    •  & Sian Ellard
  2. Division of Developmental Neurobiology, National Institute for Medical Research, The Ridgeway, London, UK.

    • Kenro Kusumi
    •  & Robb Krumlauf
  3. Clinical Genetics Unit, Birmingham Women's Hospital, Edgbaston, Birmingham, UK.

    • Carole McKeown
  4. Kennedy Galton Centre, Northwick Park and St. Mark's Trust, Harrow, Middlesex, UK.

    • Christine Garrett
  5. Whitehead Institute for Biomedical Research, Cambridge, Massachusetts, USA.

    • Eric S. Lander
  6. Clinical Genetics, Royal Devon & Exeter Hospital, Barrack Road, Exeter, UK.

    • Peter D. Turnpenny


  1. Search for Michael P. Bulman in:

  2. Search for Kenro Kusumi in:
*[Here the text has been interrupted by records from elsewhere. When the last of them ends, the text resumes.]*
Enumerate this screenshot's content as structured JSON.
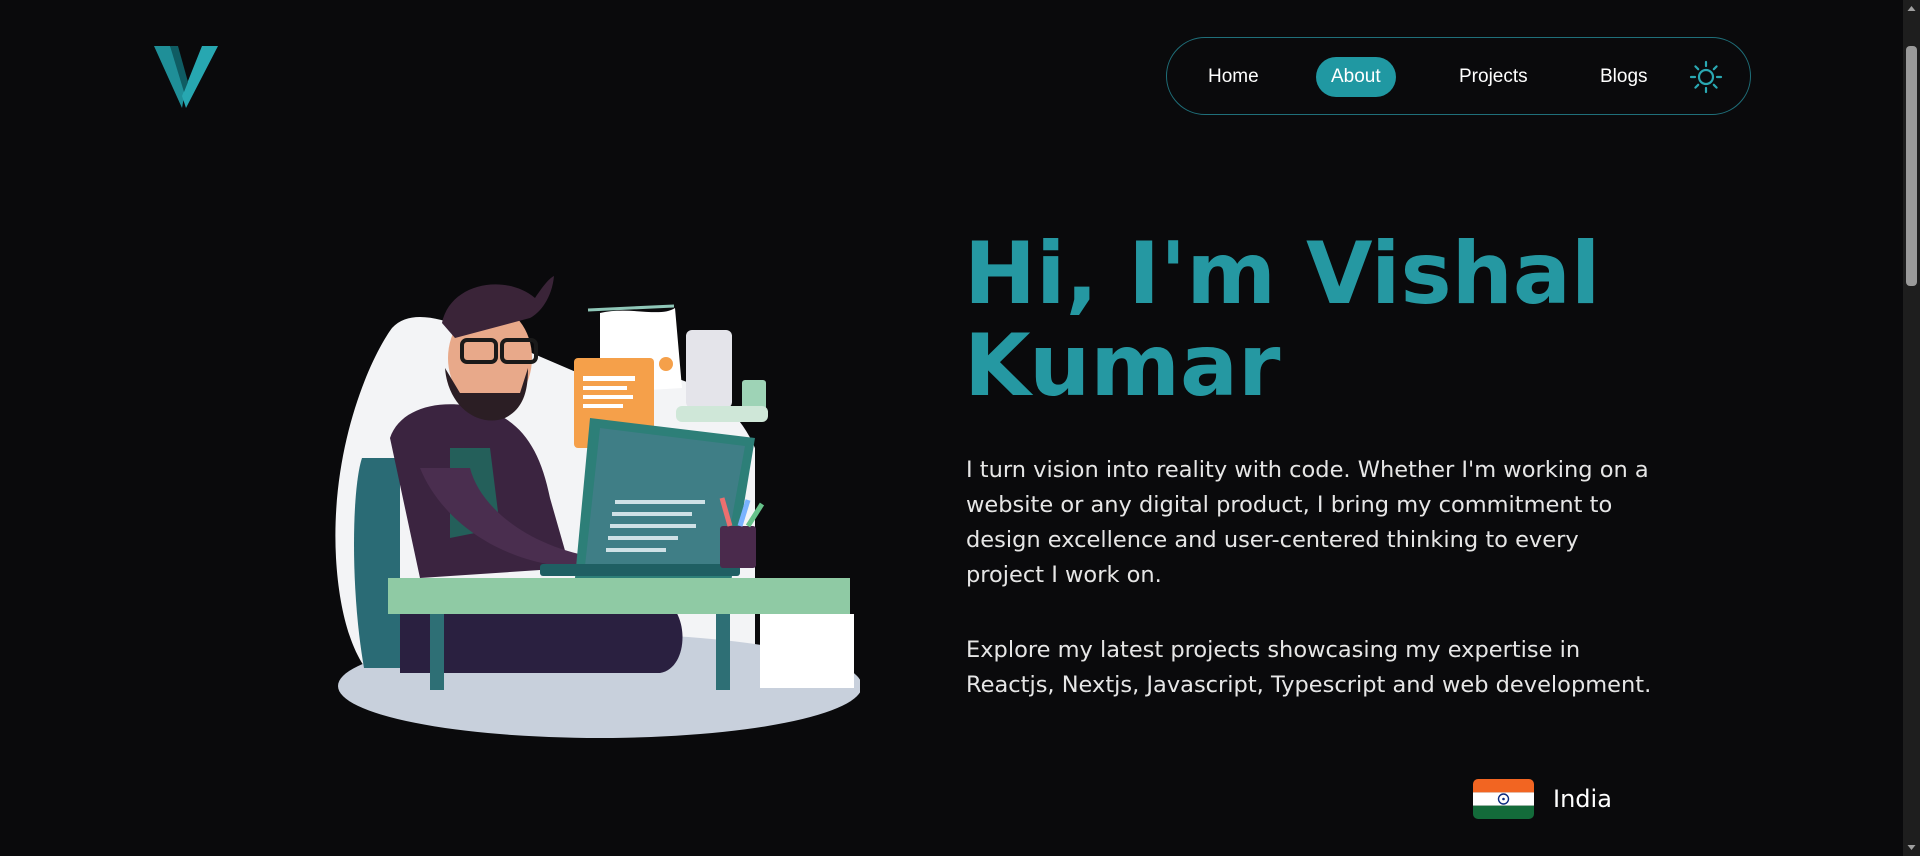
{
  "header": {
    "logo_icon": "v-letter-logo",
    "nav": [
      {
        "label": "Home",
        "active": false
      },
      {
        "label": "About",
        "active": true
      },
      {
        "label": "Projects",
        "active": false
      },
      {
        "label": "Blogs",
        "active": false
      }
    ],
    "theme_icon": "sun-icon"
  },
  "hero": {
    "title": "Hi, I'm Vishal Kumar",
    "paragraph_1": "I turn vision into reality with code. Whether I'm working on a website or any digital product, I bring my commitment to design excellence and user-centered thinking to every project I work on.",
    "paragraph_2": "Explore my latest projects showcasing my expertise in Reactjs, Nextjs, Javascript, Typescript and web development.",
    "location": {
      "flag_icon": "india-flag-icon",
      "label": "India"
    }
  },
  "colors": {
    "background": "#0a0a0c",
    "accent": "#2598a2",
    "nav_active_bg": "#2098a2",
    "nav_border": "#1f6f7a",
    "text": "#e6e6e6"
  }
}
  3. Search for Timothy M. Frayling in:

  4. Search for Carole McKeown in:

  5. Search for Christine Garrett in:

  6. Search for Eric S. Lander in:

  7. Search for Robb Krumlauf in:

  8. Search for Andrew T. Hattersley in:

  9. Search for Sian Ellard in:

  10. Search for Peter D. Turnpenny in:

Corresponding author

Correspondence to Peter D. Turnpenny.

About this article

Publication history






Further reading